--- START ---

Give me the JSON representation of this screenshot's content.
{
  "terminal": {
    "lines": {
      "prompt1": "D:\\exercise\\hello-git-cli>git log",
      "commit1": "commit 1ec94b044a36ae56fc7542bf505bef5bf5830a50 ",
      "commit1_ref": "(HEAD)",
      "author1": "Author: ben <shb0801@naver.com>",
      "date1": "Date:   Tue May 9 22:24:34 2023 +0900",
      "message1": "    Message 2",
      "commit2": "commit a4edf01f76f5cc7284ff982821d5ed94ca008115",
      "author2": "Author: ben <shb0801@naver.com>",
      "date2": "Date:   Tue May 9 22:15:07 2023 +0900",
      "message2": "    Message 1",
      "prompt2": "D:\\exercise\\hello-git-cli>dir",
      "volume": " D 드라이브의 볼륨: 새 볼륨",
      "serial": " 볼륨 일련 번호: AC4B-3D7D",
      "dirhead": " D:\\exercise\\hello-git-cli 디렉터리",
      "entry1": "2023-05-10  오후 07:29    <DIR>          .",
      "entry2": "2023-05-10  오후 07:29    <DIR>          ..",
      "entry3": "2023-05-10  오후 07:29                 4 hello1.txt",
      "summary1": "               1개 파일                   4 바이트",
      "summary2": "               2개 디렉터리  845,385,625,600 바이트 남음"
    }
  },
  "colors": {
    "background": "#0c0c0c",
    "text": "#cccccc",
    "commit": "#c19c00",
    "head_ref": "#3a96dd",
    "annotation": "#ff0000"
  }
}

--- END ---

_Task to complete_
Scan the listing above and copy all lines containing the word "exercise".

_Reply to the task_
      "prompt1": "D:\\exercise\\hello-git-cli>git log",
      "prompt2": "D:\\exercise\\hello-git-cli>dir",
      "dirhead": " D:\\exercise\\hello-git-cli 디렉터리",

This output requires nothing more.